The difference between Therapy Dogs, Visiting Dogs and Facility Dogs
There is sometimes confusion as to the differences between therapy dogs, visiting dogs, and facility dogs. The chart below details the differences
|Therapy Dog||Facilities Dog||Visiting Pet|
|Helps other people|
|Is allowed in businesses where pets are not allowed.||no||no||no|
|Is only allowed where it is invited|
|Has solid basic obedience and is tested on consistency of skills.||varies|
|Has specialized training and testing to ensure it has good public access skills.||usually not|
|Has passed behavioral assessments for different client populations and therapy settings||usually not|
|Monitored / re-evaluated every 2-3 years to ensure the pet’s health and training remain intact.||often||usually not|
|Has advanced skills to assist in the therapy of a person, such as physical therapy, working with autistic children, etc.||often||usually not|
|Is registered / certified with an organization and has liability insurance.||often|
The term “Therapy Dog” and “Therapy Team” should only be used by organizations with a thorough training and screening program. Such groups provide hands-on training and comprehensive testing of the person and pet working as a team, plus consistent and rigorous pet screening (including behavior assessment). Genuine therapy dogs demonstrate not only solid basic obedience but also advanced skills directed toward helping clients. Such dogs have the ability to work with a variety of client populations, in different therapy settings, in the presence of distractions and without food/treat rewards.
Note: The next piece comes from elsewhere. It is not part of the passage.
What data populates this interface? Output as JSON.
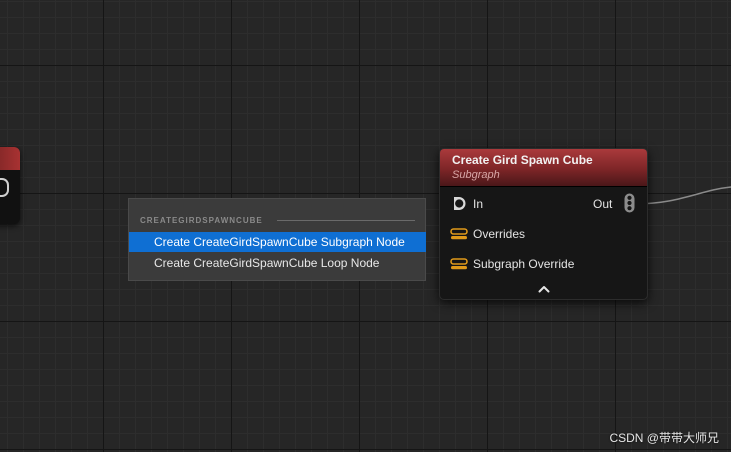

Therapy Teams are evaluated every 2-3 years to ensure the continued safety of the public, pet and the volunteer.
Current use of the term “Facility Dog” (also called “Therapeutic Facility Dog”) refers most often to canines trained by service dog organizations as potential assistance/service dogs. These canines are placed in the private homes of educational &/or healthcare professionals with the intention the dogs work alongside those professionals in traditional therapy settings. Such canines are companion dogs and many have the same or similar skills as trained and certified/registered Therapy Dogs. Facility dogs are seldom certified or registered via an animal-assisted therapy organization however the pet may meet standards like those of Pet Partners®. Facility Dogs usually carry liability insurance through the service dog organization where they were originally trained.
Organizations with “Visiting Dogs” and “Visiting Teams” (sometimes referred to as “Visiting Pet/Dog Programs” or “Social Therapy Dog Programs”) focus on providing pets that are friendly with strangers outside their own homes. Such organizations commonly use the AKC’s Canine Good Citizen evaluation to assess a dog’s ability to work in public settings, but training varies widely. Rarely do these groups proof a dog’s obedience skills, provide comprehensive screening of pets or people, or re-evaluate a team’s abilities every few years. Training can be limited to a classroom setting with the animal’s handler only.